Thirty Minutes Without My Phone

ihop coffeeThe fact that a half-hour meal alone in an IHOP occasions its own blog post shows just how far I’ve devolved in my practice of solitude.

I’ve gotten pretty good at putting my phone away when going out for meals with friends and family. But when I’m alone in a waiting room, in line at the store, or even on the sidewalk waiting for the pedestrian light, I reach for that phone like an itch.

Of course I love the convenience and connection of mobile technology. I usually choose e-books over paper (I’m ducking virtual fists as I type this) and cultivate dozens of deep friendships online. But I can barely sit by myself, even for more than a minute, without running my fingers over that screen. It’s not so much that technology itself has ruined me. I’ve forgotten how to sit, how to just be—period. [Read more…]
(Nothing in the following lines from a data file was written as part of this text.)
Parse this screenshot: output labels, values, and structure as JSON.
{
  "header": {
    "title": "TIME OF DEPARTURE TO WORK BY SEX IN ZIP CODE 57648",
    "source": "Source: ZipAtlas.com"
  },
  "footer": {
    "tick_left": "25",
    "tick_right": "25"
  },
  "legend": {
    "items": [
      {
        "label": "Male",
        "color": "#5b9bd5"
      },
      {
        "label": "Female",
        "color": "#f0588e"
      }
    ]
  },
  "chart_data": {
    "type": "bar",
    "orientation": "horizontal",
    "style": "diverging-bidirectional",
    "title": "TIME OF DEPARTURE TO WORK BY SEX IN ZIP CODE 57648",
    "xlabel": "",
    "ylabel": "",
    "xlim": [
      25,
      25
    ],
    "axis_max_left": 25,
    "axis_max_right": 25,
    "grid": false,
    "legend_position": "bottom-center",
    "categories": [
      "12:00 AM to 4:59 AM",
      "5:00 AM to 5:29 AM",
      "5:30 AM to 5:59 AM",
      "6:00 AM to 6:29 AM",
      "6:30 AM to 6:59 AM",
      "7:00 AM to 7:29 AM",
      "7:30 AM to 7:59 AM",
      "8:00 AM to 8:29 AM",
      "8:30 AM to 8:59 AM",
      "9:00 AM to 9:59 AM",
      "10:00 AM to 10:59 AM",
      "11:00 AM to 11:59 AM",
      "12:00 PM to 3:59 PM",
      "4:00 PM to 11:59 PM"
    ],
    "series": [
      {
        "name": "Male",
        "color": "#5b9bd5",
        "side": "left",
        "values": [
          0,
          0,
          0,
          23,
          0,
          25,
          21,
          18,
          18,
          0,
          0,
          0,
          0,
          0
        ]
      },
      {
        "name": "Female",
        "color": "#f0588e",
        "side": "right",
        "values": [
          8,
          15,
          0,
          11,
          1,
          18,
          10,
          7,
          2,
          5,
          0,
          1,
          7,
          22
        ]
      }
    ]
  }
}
Traveling Through These Days of Awe

Rick Chess photoI’m in a plane ascending to 37,000 feet.

How restless have I been this year? How easily distractible?

Already on this flight, from the time of boarding the plane until now, I’ve jumped from e-mail to Facebook to FiveThirtyEight to Jane Hirshfield on Basho to Mishkan Hanefesh, Sanctuary of the Soul, the Reform movement’s new high holiday prayer book. Already I’ve skipped from skimming to sinking to expanding to avoiding: I don’t want to look at that e-mail right now. It can wait.

We boarded at around 4 p.m. and maybe it’s around 4:50 p.m. now, and in that brief span of time I’ve registered for a free online course on The Science of Meditation, knowing full well that next week, when the webinar is live, I will have no time to participate but I must participate because I just offered to teach on my own “The Art and Science of Meditation,” a course that I’ve taught with three other colleagues, including a neuroscientist, for the past two spring semesters, and I am going to need all the help I can get with the science part of the course this spring. [Read more…]

You Must Be Present to Learn

4833326522_a6c37bda2e_zFor the past five years, I’ve been experimenting with the use of contemplative practices in the classes I teach at UNC Asheville. For a quick overview of the range of contemplative practices being used in higher education today, see The Center for Contemplative Mind in Society’s Tree of Contemplative Practices.

On the eve of a new academic year, today I offer you a list of some of the things I’ve observed as I explore the use of this powerful pedagogy in my own work as a contemplative educator. [Read more…]

Why We Make Art

“Who you actually are is far bigger than the narrative you construct about who you are,” writes Jon Kabat-Zinn in Mindfulness for Beginners.

At this moment—end of semester, grades in, annual faculty record due, next year’s budget due, meetings to schedule, e-mails to respond to, office to clean, and the thousand and one things to do at home that have been ignored for months but there’s little time before I load the car and my son and I back out of the driveway, aim the car toward onto I-40W, Asheville to L.A.—I am feeling small, worn, reduced if not defeated.

And at this moment, 106 words into the unknown of this essay now two days late: doubt. Doubting my intelligence, talent, strength.

I know this story: I’ve been reading it for decades. Though who “I” was when the story of doubt, my doubt, was first written, I’m not, at this moment, sure, who else but “me” could have written the first draft? [Read more…]